  • Services --
    • What services does the company offer?
    • Do they have educational materials?
    • Are they online?
  • Funding --
    • How is the company funded?
    • Is the service a non-profit organization? (A company's non-profit tax status doesn't guarantee its legitimacy, or necessarily mean lower fees)
  • Counselors --
    • What are their counselors' qualifications?
    • Are the counselors accredited or certified? If not, how are they trained?
  • Confidentiality --
    • What procedures do they have to ensure that your personal information remains confidential?
    • Can the service give you any confidentiality procedures in writing?

What Is A Debt Repayment Plan?

Credit counselors often will work out debt repayment plans with your creditors. Under these plans, your creditors usually agree:

  • To reduce the rate of interest.
  • To waive or reduce penalties.
  • To permit you to repay your debt according to a payment schedule which the counselor develops with your input. You deposit money each month with the credit-counseling agency. The agency then pays your creditors.

To stay in the plan, you can't use any of the credit cards that you put into the plan. If you have a credit card on which you can afford to make the payments as they currently exist, consider keeping it out of the plan. This will help you maintain your credit rating and give you access to funds in an emergency.

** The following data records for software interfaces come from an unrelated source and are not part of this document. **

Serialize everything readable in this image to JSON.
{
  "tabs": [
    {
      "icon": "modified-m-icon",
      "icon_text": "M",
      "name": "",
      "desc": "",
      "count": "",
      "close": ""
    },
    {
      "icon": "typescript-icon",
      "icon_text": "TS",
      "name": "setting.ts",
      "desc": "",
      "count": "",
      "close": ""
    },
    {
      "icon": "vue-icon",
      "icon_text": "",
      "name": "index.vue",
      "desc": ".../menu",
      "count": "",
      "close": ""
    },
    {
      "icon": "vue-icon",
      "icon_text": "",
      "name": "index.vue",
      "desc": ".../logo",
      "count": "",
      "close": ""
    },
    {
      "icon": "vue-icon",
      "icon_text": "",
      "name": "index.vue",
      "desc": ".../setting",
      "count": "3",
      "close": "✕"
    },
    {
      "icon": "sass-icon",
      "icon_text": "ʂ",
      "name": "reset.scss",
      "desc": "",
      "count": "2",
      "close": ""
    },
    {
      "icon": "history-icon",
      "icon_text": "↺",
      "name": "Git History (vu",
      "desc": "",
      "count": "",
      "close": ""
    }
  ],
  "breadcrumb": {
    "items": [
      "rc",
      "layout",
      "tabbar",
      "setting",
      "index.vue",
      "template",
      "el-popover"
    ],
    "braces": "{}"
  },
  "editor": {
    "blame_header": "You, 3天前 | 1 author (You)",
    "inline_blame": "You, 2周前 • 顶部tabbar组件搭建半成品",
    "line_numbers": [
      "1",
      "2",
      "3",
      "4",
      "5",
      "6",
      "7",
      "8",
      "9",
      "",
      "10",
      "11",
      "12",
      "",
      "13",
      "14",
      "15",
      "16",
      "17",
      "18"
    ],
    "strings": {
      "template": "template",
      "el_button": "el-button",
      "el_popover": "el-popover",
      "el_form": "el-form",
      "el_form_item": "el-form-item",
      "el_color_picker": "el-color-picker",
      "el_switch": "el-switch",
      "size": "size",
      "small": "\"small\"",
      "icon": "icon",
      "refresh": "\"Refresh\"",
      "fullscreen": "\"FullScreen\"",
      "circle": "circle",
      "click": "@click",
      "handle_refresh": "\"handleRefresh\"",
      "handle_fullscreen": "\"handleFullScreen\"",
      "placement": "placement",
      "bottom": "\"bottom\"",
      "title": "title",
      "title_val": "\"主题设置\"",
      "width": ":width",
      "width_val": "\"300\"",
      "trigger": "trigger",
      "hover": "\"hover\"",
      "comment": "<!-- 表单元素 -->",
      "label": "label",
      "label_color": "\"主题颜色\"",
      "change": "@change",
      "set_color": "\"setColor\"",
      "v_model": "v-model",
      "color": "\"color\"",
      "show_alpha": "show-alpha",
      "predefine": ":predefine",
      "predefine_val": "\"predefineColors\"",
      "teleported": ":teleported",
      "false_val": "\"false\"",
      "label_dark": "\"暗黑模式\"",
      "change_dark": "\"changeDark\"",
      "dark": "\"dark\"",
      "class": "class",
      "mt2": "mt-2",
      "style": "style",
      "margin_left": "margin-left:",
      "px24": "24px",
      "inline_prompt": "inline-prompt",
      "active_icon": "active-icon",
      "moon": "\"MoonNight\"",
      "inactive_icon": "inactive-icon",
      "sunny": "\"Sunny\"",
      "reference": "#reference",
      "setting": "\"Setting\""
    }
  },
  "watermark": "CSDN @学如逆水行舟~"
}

If you have more than one card that you could keep out of the plan, pick the one that has or on which you can get credit insurance.

Debt repayment plans could worsen your credit rating. Creditors might report your account as being in financial counseling. Also, any payments you missed or made late less than seven years ago will remain in your file-even after you've started the plan.

In addition to being paid by the creditors, some agencies charge you for developing and managing the plan. The fee will often be payable monthly, based on the number of creditors in the plan. This cost might be more than offset by the lower interest rates and removal of late or over-the-limit fees that the agencies may be able to negotiate. However, keep in mind that there are agencies which don't charge for this service.

What Is A Credit-Repair Company?

Credit repair companies claim that they can erase bad credit or help you to establish a new "credit identity." There is no company that can legally do anything more than you can do on your own about erasing a report of bad debt. NO company can legally give you a new credit history.

In reality, these companies will likely try to "help" you by:

  • Convincing you to apply for bankruptcy, which may not be right for you but can earn them fees.
  • Helping you establish an IRS Employer Identification Number under false pretenses.
  • Questioning the items on your credit report -- something that you can do yourself for free and which, if anything at all, may result in an only temporary withdrawal of negative entries from your report. See Credit Scores.

Instead of a credit repair companies, try a reputable, no-fee to you, credit counseling service.


Special thanks to:
Joseph Daniel
New York, New York